4. Normal People by Sally Rooney

The acclaimed novel by the very young Irish writer. The dialogue simmers with authenticity and, in these exchanges between the few main characters, you are taken along in a basic growing-up-and-going-to-college story. The novel has an addictive quality.

Not for the first time Marianne thinks cruelty does not only hurt the victim, but the perpetrator also, and maybe more deeply and more permanently. You learn nothing very profound about yourself simply by being bullied; but by bullying someone else you learn something you can never forget.
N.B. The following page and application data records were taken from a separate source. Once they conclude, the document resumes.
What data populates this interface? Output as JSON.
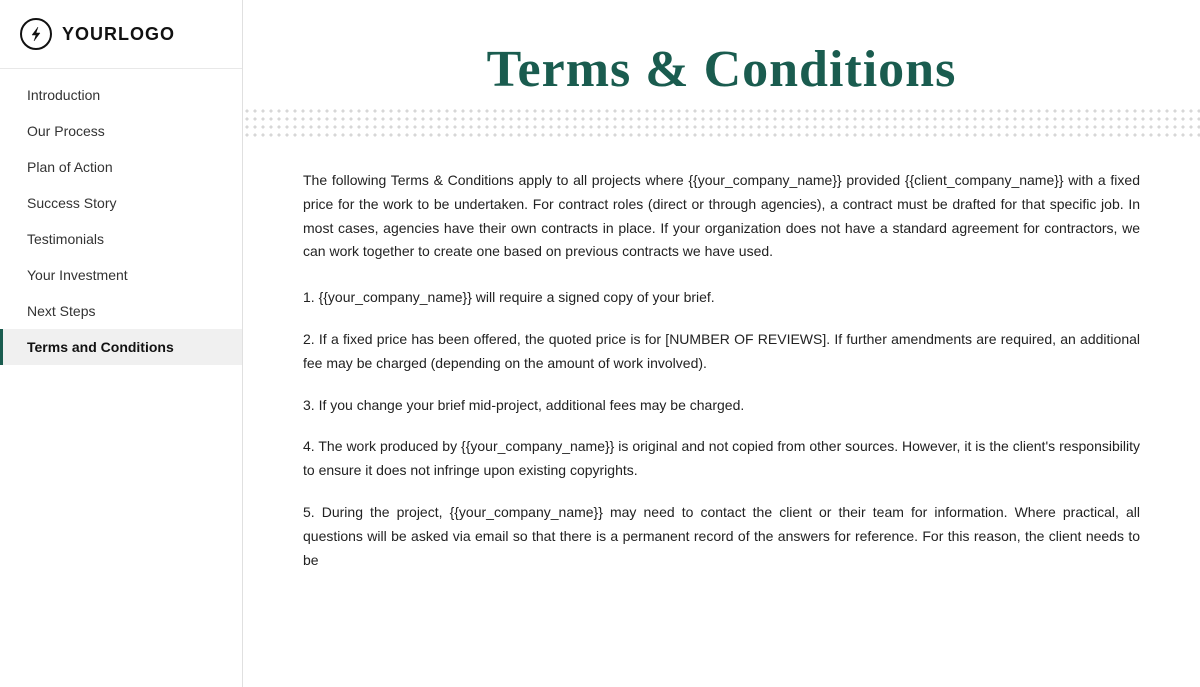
{
  "logo": {
    "text": "YOURLOGO",
    "icon": "bolt"
  },
  "sidebar": {
    "items": [
      {
        "id": "introduction",
        "label": "Introduction",
        "active": false
      },
      {
        "id": "our-process",
        "label": "Our Process",
        "active": false
      },
      {
        "id": "plan-of-action",
        "label": "Plan of Action",
        "active": false
      },
      {
        "id": "success-story",
        "label": "Success Story",
        "active": false
      },
      {
        "id": "testimonials",
        "label": "Testimonials",
        "active": false
      },
      {
        "id": "your-investment",
        "label": "Your Investment",
        "active": false
      },
      {
        "id": "next-steps",
        "label": "Next Steps",
        "active": false
      },
      {
        "id": "terms-and-conditions",
        "label": "Terms and Conditions",
        "active": true
      }
    ]
  },
  "main": {
    "title": "Terms & Conditions",
    "body": {
      "intro_paragraph": "The following Terms & Conditions apply to all projects where {{your_company_name}} provided {{client_company_name}}  with a fixed price for the work to be undertaken. For contract roles (direct or through agencies), a contract must be drafted for that specific job. In most cases, agencies have their own contracts in place. If your organization does not have a standard agreement for contractors, we can work together to create one based on previous contracts we have used.",
      "item1": "1. {{your_company_name}} will require a signed copy of your brief.",
      "item2": "2. If a fixed price has been offered, the quoted price is for [NUMBER OF REVIEWS]. If further amendments are required, an additional fee may be charged (depending on the amount of work involved).",
      "item3": "3. If you change your brief mid-project, additional fees may be charged.",
      "item4": "4. The work produced by {{your_company_name}} is original and not copied from other sources. However, it is the client's responsibility to ensure it does not infringe upon existing copyrights.",
      "item5": "5. During the project, {{your_company_name}} may need to contact the client or their team for information. Where practical, all questions will be asked via email so that there is a permanent record of the answers for reference. For this reason, the client needs to be"
    }
  }
}
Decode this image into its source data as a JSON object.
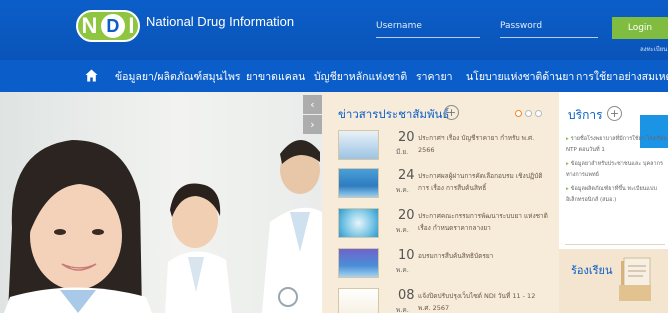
{
  "header": {
    "logo_text": "NDI",
    "brand_name": "National Drug Information",
    "username_placeholder": "Username",
    "password_placeholder": "Password",
    "login_label": "Login",
    "signup_label": "ลงทะเบียน"
  },
  "nav": {
    "items": [
      "ข้อมูลยา/ผลิตภัณฑ์สมุนไพร",
      "ยาขาดแคลน",
      "บัญชียาหลักแห่งชาติ",
      "ราคายา",
      "นโยบายแห่งชาติด้านยา",
      "การใช้ยาอย่างสมเหตุผล"
    ]
  },
  "hero": {
    "prev_label": "‹",
    "next_label": "›"
  },
  "news": {
    "title": "ข่าวสารประชาสัมพันธ์",
    "more_label": "+",
    "items": [
      {
        "day": "20",
        "month": "มี.ย.",
        "text": "ประกาศฯ เรื่อง บัญชีราคายา กำหรับ พ.ศ. 2566"
      },
      {
        "day": "24",
        "month": "พ.ค.",
        "text": "ประกาศผลผู้ผ่านการคัดเลือกอบรม เชิงปฏิบัติการ เรื่อง การสืบค้นสิทธิ์"
      },
      {
        "day": "20",
        "month": "พ.ค.",
        "text": "ประกาศคณะกรรมการพัฒนาระบบยา แห่งชาติ เรื่อง กำหนดราคากลางยา"
      },
      {
        "day": "10",
        "month": "พ.ค.",
        "text": "อบรมการสืบค้นสิทธิบัตรยา"
      },
      {
        "day": "08",
        "month": "พ.ค.",
        "text": "แจ้งปิดปรับปรุงเว็บไซต์ NDI วันที่ 11 - 12 พ.ศ. 2567"
      }
    ]
  },
  "services": {
    "title": "บริการ",
    "more_label": "+",
    "items": [
      "รายชื่อโรงพยาบาลที่มีการใช้ยา โรงเรียน NTP ตอนวันที่ 1",
      "ข้อมูลยาสำหรับประชาชนและ บุคลากรทางการแพทย์",
      "ข้อมูลผลิตภัณฑ์ยาที่ขึ้น ทะเบียนแบบอิเล็กทรอนิกส์ (สมอ.)"
    ],
    "complaint_title": "ร้องเรียน"
  },
  "colors": {
    "brand_blue": "#0b5ec9",
    "accent_green": "#7fbc3f",
    "news_bg": "#f7ebd9"
  }
}
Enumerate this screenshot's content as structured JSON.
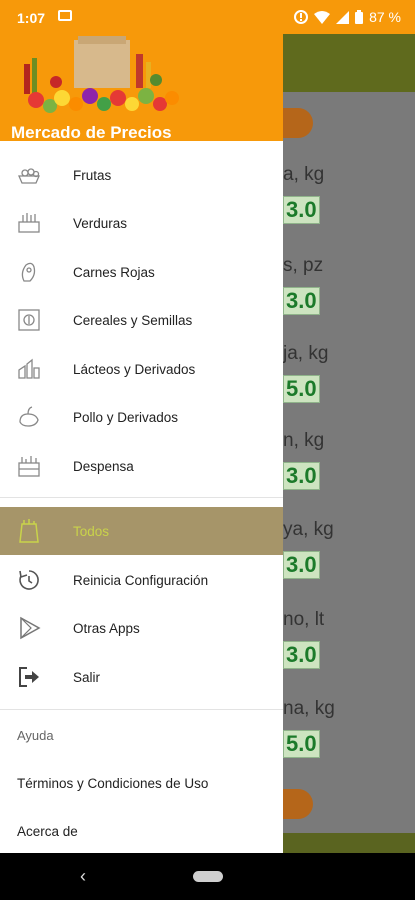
{
  "status_bar": {
    "time": "1:07",
    "battery": "87 %"
  },
  "drawer": {
    "header_title": "Mercado de Precios",
    "categories": [
      {
        "label": "Frutas",
        "icon": "fruits-icon"
      },
      {
        "label": "Verduras",
        "icon": "vegetables-icon"
      },
      {
        "label": "Carnes Rojas",
        "icon": "meat-icon"
      },
      {
        "label": "Cereales y Semillas",
        "icon": "cereals-icon"
      },
      {
        "label": "Lácteos y Derivados",
        "icon": "dairy-icon"
      },
      {
        "label": "Pollo y Derivados",
        "icon": "chicken-icon"
      },
      {
        "label": "Despensa",
        "icon": "pantry-icon"
      }
    ],
    "selected": {
      "label": "Todos",
      "icon": "grocery-icon"
    },
    "actions": [
      {
        "label": "Reinicia Configuración",
        "icon": "reset-icon"
      },
      {
        "label": "Otras Apps",
        "icon": "play-store-icon"
      },
      {
        "label": "Salir",
        "icon": "exit-icon"
      }
    ],
    "help": {
      "section_title": "Ayuda",
      "terms": "Términos y Condiciones de Uso",
      "about": "Acerca de"
    }
  },
  "background_list": {
    "items": [
      {
        "name": "a, kg",
        "price": "3.0"
      },
      {
        "name": "s, pz",
        "price": "3.0"
      },
      {
        "name": "ja, kg",
        "price": "5.0"
      },
      {
        "name": "n, kg",
        "price": "3.0"
      },
      {
        "name": "ya, kg",
        "price": "3.0"
      },
      {
        "name": "no, lt",
        "price": "3.0"
      },
      {
        "name": "na, kg",
        "price": "5.0"
      }
    ]
  },
  "colors": {
    "accent": "#f7990a",
    "selected_bg": "#a69569",
    "selected_text": "#c9d34a",
    "price_text": "#1c7a2a"
  }
}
He’s aware that he could have sex with her now if he wanted to. She wouldn’t tell anyone. He finds it strangely comforting, and allows himself to think about what it would be like. Hey, he would say quietly. Lie on your back, okay? And she would just obediently lie on her back. So many things pass secretly between people anyway. What kind of person would he be if it happened now? Someone very different? Or exactly the same person, himself, with no difference at all.

There’s always been something inside her that men have wanted to dominate, and their desire for domination can look so much like attraction, even love.

5. The Fifth Risk by Michael Lewis

A brisk, informative, unadorned tour through the disastrous first few months of the Trump Presidency, overseen by one ignoramus after the other.

6. Lying by Sam Harris

A short e-book that makes the case for never lying, inclusive of white lies. I found it interesting, as always with Harris, but not totally convincing.

Book Review: An American Marriage

“Everyone who reads novels has read An American Marriage,” she told me. I guess I’m behind, I thought.

So I downloaded the book on my Kindle, and got hooked. When I finished the book a couple weeks later, I stared off into the distance for about a full minute. Which I guess in the sign that something really sunk in.

It’s a wonderful story, compellingly told from different viewpoints. The primary theme is marriage and its discontents (and contents). Other themes include criminal justice and wrongful imprisonment (the main character Roy, wrongfully accused of rape) and the colors of the American South. The writing is straightforward but often beautiful.

A good chunk of the book is told via letters, sent from prison, between husband and wife. It’s an incredibly effective technique for conveying the intimacy of love — and doubt.

The final letter contains my favorite line: “My prayer for you is for peace, which is something you have to make. You can’t just have it.”

Other highlighted sentences below. Highly recommended.


Still, the truth is that there was nothing extra. If my childhood were a sandwich, there would be no meat hanging off the bread. We had what we needed and nothing more.

It was a wonderful feeling to be grown and yet young. To be married but not settled. To be tied down yet free.

“November 17,” I said before she could complete her thought. Other couples use safe words to call a time-out from rough sex, but we used it as a time-out from rough words. If either of us says “November 17,” the anniversary of our first date, then all conversation must cease for fifteen minutes. I pulled the trigger because I knew that if she said one more word about my mama, one of us would say something that we couldn’t come back from. Celestial threw up her hands. “Fine. Fifteen minutes.”

One of the hurdles of adulthood is when holidays become measuring sticks against which you always fall short. For children, Thanksgiving is about turkey and Christmas is about presents. Grown up, you learn that all holidays are about family, and few can win there.

But a man who is a father to a daughter is different from one who is a father to a son. One is the left shoe and the other is the right. They are the same but not interchangeable.

As I watched her walk away, I made note of everything about her that I didn’t admire. I ignored the devotion that she wore like a cape, I paid no heed of her strength or hardworking beauty. I sat there thinking of all I didn’t love about her, too angry to even say good-bye.